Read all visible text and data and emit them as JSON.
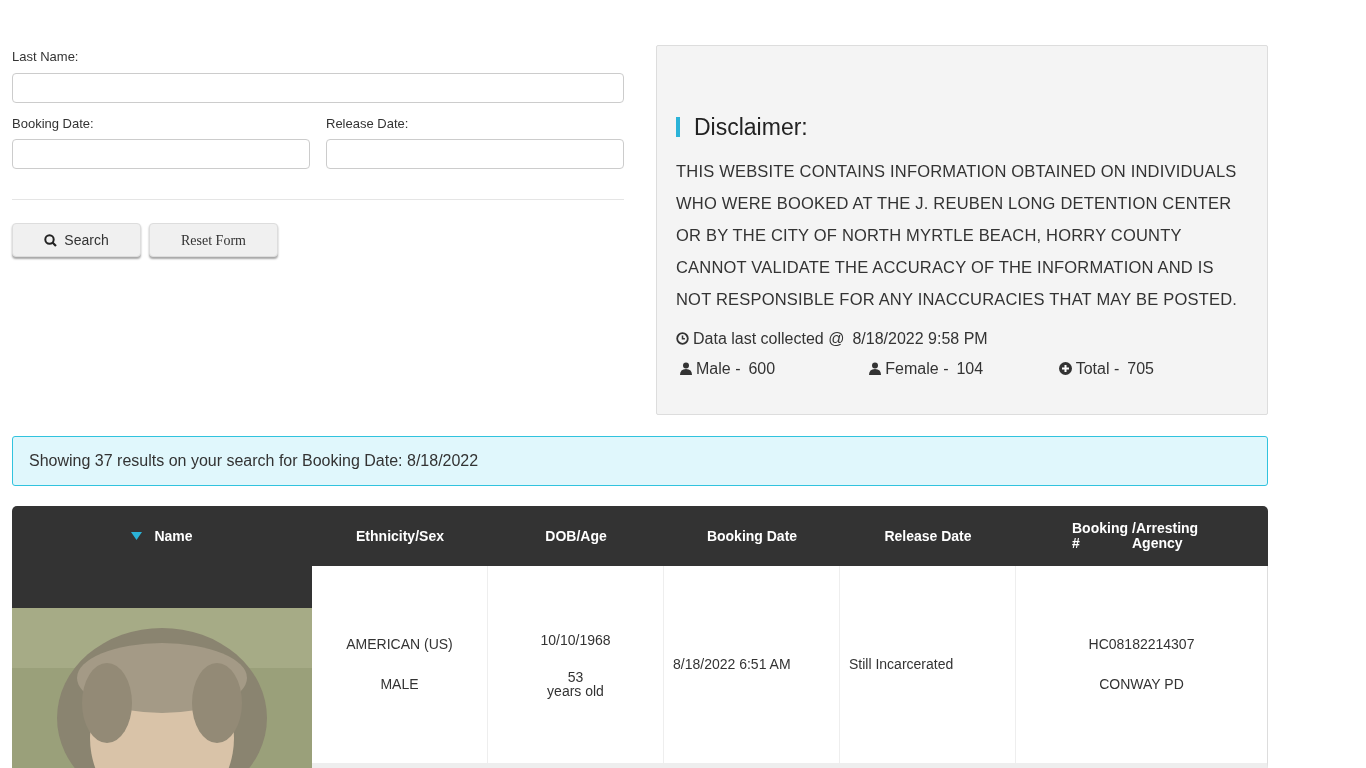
{
  "search_form": {
    "last_name": {
      "label": "Last Name:"
    },
    "booking_date": {
      "label": "Booking Date:"
    },
    "release_date": {
      "label": "Release Date:"
    },
    "buttons": [
      {
        "kind": "search",
        "label": "Search"
      },
      {
        "kind": "reset",
        "label": "Reset Form"
      }
    ]
  },
  "disclaimer": {
    "title": "Disclaimer:",
    "text": "THIS WEBSITE CONTAINS INFORMATION OBTAINED ON INDIVIDUALS WHO WERE BOOKED AT THE J. REUBEN LONG DETENTION CENTER OR BY THE CITY OF NORTH MYRTLE BEACH, HORRY COUNTY CANNOT VALIDATE THE ACCURACY OF THE INFORMATION AND IS NOT RESPONSIBLE FOR ANY INACCURACIES THAT MAY BE POSTED.",
    "last_collected": {
      "label": "Data last collected @",
      "value": "8/18/2022 9:58 PM"
    },
    "stats": [
      {
        "kind": "person",
        "label": "Male -",
        "value": "600"
      },
      {
        "kind": "person",
        "label": "Female -",
        "value": "104"
      },
      {
        "kind": "total",
        "label": "Total -",
        "value": "705"
      }
    ]
  },
  "results_alert": "Showing 37 results on your search for Booking Date: 8/18/2022",
  "table": {
    "columns": [
      {
        "label": "Name",
        "sorted": true
      },
      {
        "label": "Ethnicity/Sex",
        "sorted": false
      },
      {
        "label": "DOB/Age",
        "sorted": false
      },
      {
        "label": "Booking Date",
        "sorted": false
      },
      {
        "label": "Release Date",
        "sorted": false
      },
      {
        "label": "Booking #",
        "label_2": "/Arresting Agency",
        "sorted": false
      }
    ],
    "rows": [
      {
        "ethnicity": "AMERICAN (US)",
        "sex": "MALE",
        "dob": "10/10/1968",
        "age": "53",
        "age_unit": "years old",
        "booking_date": "8/18/2022 6:51 AM",
        "release_date": "Still Incarcerated",
        "booking_number": "HC08182214307",
        "agency": "CONWAY PD"
      }
    ]
  }
}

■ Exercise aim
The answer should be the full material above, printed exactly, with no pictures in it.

■ Exercise result
Read all visible text and data and emit them as JSON.
{
  "search_form": {
    "last_name": {
      "label": "Last Name:"
    },
    "booking_date": {
      "label": "Booking Date:"
    },
    "release_date": {
      "label": "Release Date:"
    },
    "buttons": [
      {
        "kind": "search",
        "label": "Search"
      },
      {
        "kind": "reset",
        "label": "Reset Form"
      }
    ]
  },
  "disclaimer": {
    "title": "Disclaimer:",
    "text": "THIS WEBSITE CONTAINS INFORMATION OBTAINED ON INDIVIDUALS WHO WERE BOOKED AT THE J. REUBEN LONG DETENTION CENTER OR BY THE CITY OF NORTH MYRTLE BEACH, HORRY COUNTY CANNOT VALIDATE THE ACCURACY OF THE INFORMATION AND IS NOT RESPONSIBLE FOR ANY INACCURACIES THAT MAY BE POSTED.",
    "last_collected": {
      "label": "Data last collected @",
      "value": "8/18/2022 9:58 PM"
    },
    "stats": [
      {
        "kind": "person",
        "label": "Male -",
        "value": "600"
      },
      {
        "kind": "person",
        "label": "Female -",
        "value": "104"
      },
      {
        "kind": "total",
        "label": "Total -",
        "value": "705"
      }
    ]
  },
  "results_alert": "Showing 37 results on your search for Booking Date: 8/18/2022",
  "table": {
    "columns": [
      {
        "label": "Name",
        "sorted": true
      },
      {
        "label": "Ethnicity/Sex",
        "sorted": false
      },
      {
        "label": "DOB/Age",
        "sorted": false
      },
      {
        "label": "Booking Date",
        "sorted": false
      },
      {
        "label": "Release Date",
        "sorted": false
      },
      {
        "label": "Booking #",
        "label_2": "/Arresting Agency",
        "sorted": false
      }
    ],
    "rows": [
      {
        "ethnicity": "AMERICAN (US)",
        "sex": "MALE",
        "dob": "10/10/1968",
        "age": "53",
        "age_unit": "years old",
        "booking_date": "8/18/2022 6:51 AM",
        "release_date": "Still Incarcerated",
        "booking_number": "HC08182214307",
        "agency": "CONWAY PD"
      }
    ]
  }
}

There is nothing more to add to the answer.